Make example. This may be useful to speed up the creation of examples. You can create an example with four parts, delimited by /, in the following order:  Arabic text,  IPA transcription,  other transcription,  meaning. You don't need to add all four elements, but if you want to skip one in the middle of the sequence, use //.
For example, the following (which is displayed here more as you'd type it than see it):
<span class="ex" lang="en-fonipa">ˌɪntəˌnæʃnəlaɪˈzeɪʃən</span> <span class="meaning">internationalisation</span>
To get just the IPA you would use:
Character markup. This may be useful to speed up the creation of markup for a specific character or set of characters. Select one or more characters in the text area, then click this button. It will return something like the following for each of the characters:
<span class="codepoint"><span lang="en-fonipa">þ</span> <span class="uname">U+00FE LATIN SMALL LETTER THORN</span></span>
When you add it to your document, it will look like this.
þ U+00FE LATIN SMALL LETTER THORN
This area receives the output of various tools. Note that the text is editable.
The icons to the right ( ) allow you to copy the contents of this area to the clipboard, insert the contents into the main text area, or close this subwindow, respectively. When you insert the contents of this subwindow into the main text area, the text will overwrite any highlighted text, otherwise it will just be inserted at the current cursor position.
Some conversions produce ambiguous output. In this case, you will be offered two alternatives on a yellow background, eg. presents you with the alternatives 'h' or 't'. Simply click on the alternative you want, and the picker will discard the rest.
As you mouse over characters in the selection areas of the picker, you will see the code point and character name appear here.
When working on an iPad or similar device, you should set this to Off. This prevents the keyboard popping up after you input every character.
The vertical grey bar to the left allows you to turn on/off a number of panels that can help create the text you want.
Default.
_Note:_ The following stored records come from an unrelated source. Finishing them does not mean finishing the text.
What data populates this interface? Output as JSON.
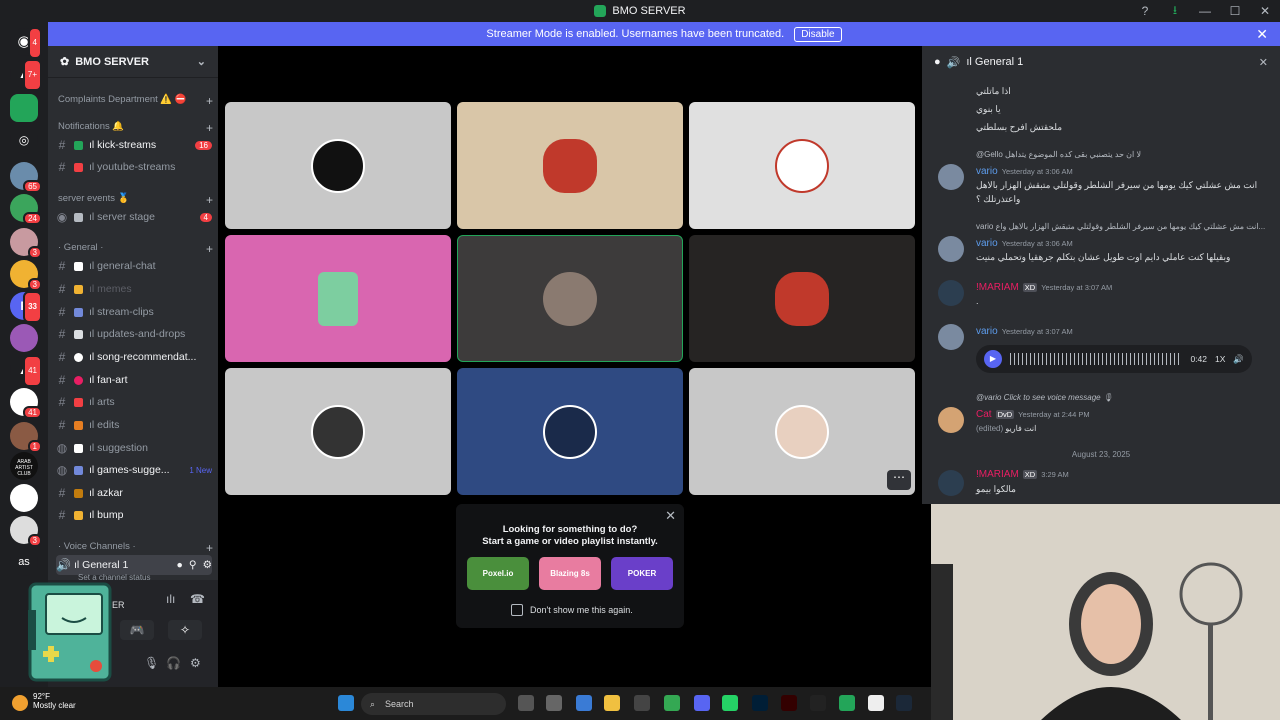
{
  "window": {
    "title": "BMO SERVER"
  },
  "banner": {
    "text": "Streamer Mode is enabled. Usernames have been truncated.",
    "disable": "Disable"
  },
  "server": {
    "name": "BMO SERVER"
  },
  "guild_badges": [
    "4",
    "7+",
    "65",
    "24",
    "3",
    "3",
    "33",
    "3",
    "41",
    "41",
    "1",
    "3"
  ],
  "guild_labels": {
    "arab_artist": "ARAB ARTIST CLUB",
    "as": "as"
  },
  "categories": {
    "complaints": "Complaints Department ⚠️ ⛔",
    "notifications": "Notifications 🔔",
    "server_events": "server events 🥇",
    "general": "· General ·",
    "voice": "· Voice Channels ·"
  },
  "channels": {
    "kick": "ıl kick-streams",
    "kick_badge": "16",
    "youtube": "ıl youtube-streams",
    "stage": "ıl server stage",
    "stage_badge": "4",
    "general_chat": "ıl general-chat",
    "memes": "ıl memes",
    "stream_clips": "ıl stream-clips",
    "updates": "ıl updates-and-drops",
    "song": "ıl song-recommendat...",
    "fan_art": "ıl fan-art",
    "arts": "ıl arts",
    "edits": "ıl edits",
    "suggestion": "ıl suggestion",
    "games": "ıl games-sugge...",
    "games_badge": "1 New",
    "azkar": "ıl azkar",
    "bump": "ıl bump",
    "voice_general": "ıl General 1",
    "voice_status": "Set a channel status"
  },
  "user_panel": {
    "name": "ER"
  },
  "activity": {
    "line1": "Looking for something to do?",
    "line2": "Start a game or video playlist instantly.",
    "games": [
      "Poxel.io",
      "Blazing 8s",
      "POKER"
    ],
    "dont_show": "Don't show me this again."
  },
  "chat": {
    "title": "ıl General 1",
    "lines_top": [
      "اذا ماتلتي",
      "يا بنوي",
      "ملحقتش افرح بسلطتي"
    ],
    "reply1": "@Gello لا ان حد يتصنبي بقى كده الموضوع يتداهل",
    "vario1_name": "vario",
    "vario1_time": "Yesterday at 3:06 AM",
    "vario1_text": "انت مش عشلتي كيك يومها من سيرفر الشلطر وقولتلي متبقش الهزار بالاهل",
    "vario1_text2": "واعتذرتلك ؟",
    "reply2": "vario انت مش عشلتي كيك يومها من سيرفر الشلطر وقولتلي متبقش الهزار بالاهل واع...",
    "vario2_name": "vario",
    "vario2_time": "Yesterday at 3:06 AM",
    "vario2_text": "وبقيلها كنت عاملي دايم اوت طويل عشان بتكلم جرهقيا وتحملي منيت",
    "mariam1_name": "!MARIAM",
    "mariam1_tag": "XD",
    "mariam1_time": "Yesterday at 3:07 AM",
    "mariam1_text": ".",
    "vario3_name": "vario",
    "vario3_time": "Yesterday at 3:07 AM",
    "voice_duration": "0:42",
    "voice_speed": "1X",
    "reply3": "@vario Click to see voice message 🎙",
    "cat_name": "Cat",
    "cat_tag": "DvD",
    "cat_time": "Yesterday at 2:44 PM",
    "cat_edited": "(edited)",
    "cat_text": "انت فاريو",
    "date_divider": "August 23, 2025",
    "mariam2_name": "!MARIAM",
    "mariam2_tag": "XD",
    "mariam2_time": "3:29 AM",
    "mariam2_text": "مالكوا بيمو"
  },
  "taskbar": {
    "temp": "92°F",
    "weather": "Mostly clear",
    "search": "Search"
  },
  "colors": {
    "accent": "#5865f2",
    "green": "#23a559",
    "red": "#f23f43",
    "bg": "#2b2d31"
  }
}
Turns off all input aids and closes all panels.
Keyboard. A subset of the characters in the default view are arranged as per the Unicode Phonetic Keyboard (UCL) v1.01 designed by Mark Huckvale. On any given key, the left-to-right order of characters corresponds to normal, shift and altgr.
Left-hand controls. These controls at the bottom of the page allow you to modify fonts used, the font size, line height, and the height of the text area.
Search for. If you are searching for a particular character and know (at least part of) the name or the codepoint, type that in the search box and hit return. All characters with matching text in the name or codepoint number will be highlighted. The highlighting is only removed when you click on the X next to the search input field. You can also use regular expression syntax to improve your search results. For example, to find the letter 'ha', but not 'gha' etc, you can use \bha\b (or the shortcut, :ha:).
Click on more controls to reveal the less commonly used controls described here.
Normalise. All text is added to the main text area in Unicode normalisation form NFC by default. You can change to NFD or no normalisation by clicking on the buttons in the yellow area. Note that normalization only takes place when you click on a character – text pasted into the box won't be normalised until you click on another character above, or click on a button in the yellow area.
Change table font. Allows you to change the font and size of the characters you click on in the main selection areas.
CC base. You would normally expect combining characters, such as accents and vowel signs, when displayed alone to be associated with a dotted circle, however these font glyphs are handled inconsistently from one browser/font to the next. The picker is set up for a given web font initially, but if you change the table font you may need to do something to ensure that combining characters display in a way that helps you click on them.
The CC base control allows you to specify a base character that will be used before each combining character (or no base character). This should hopefully help for most font and browser combinations.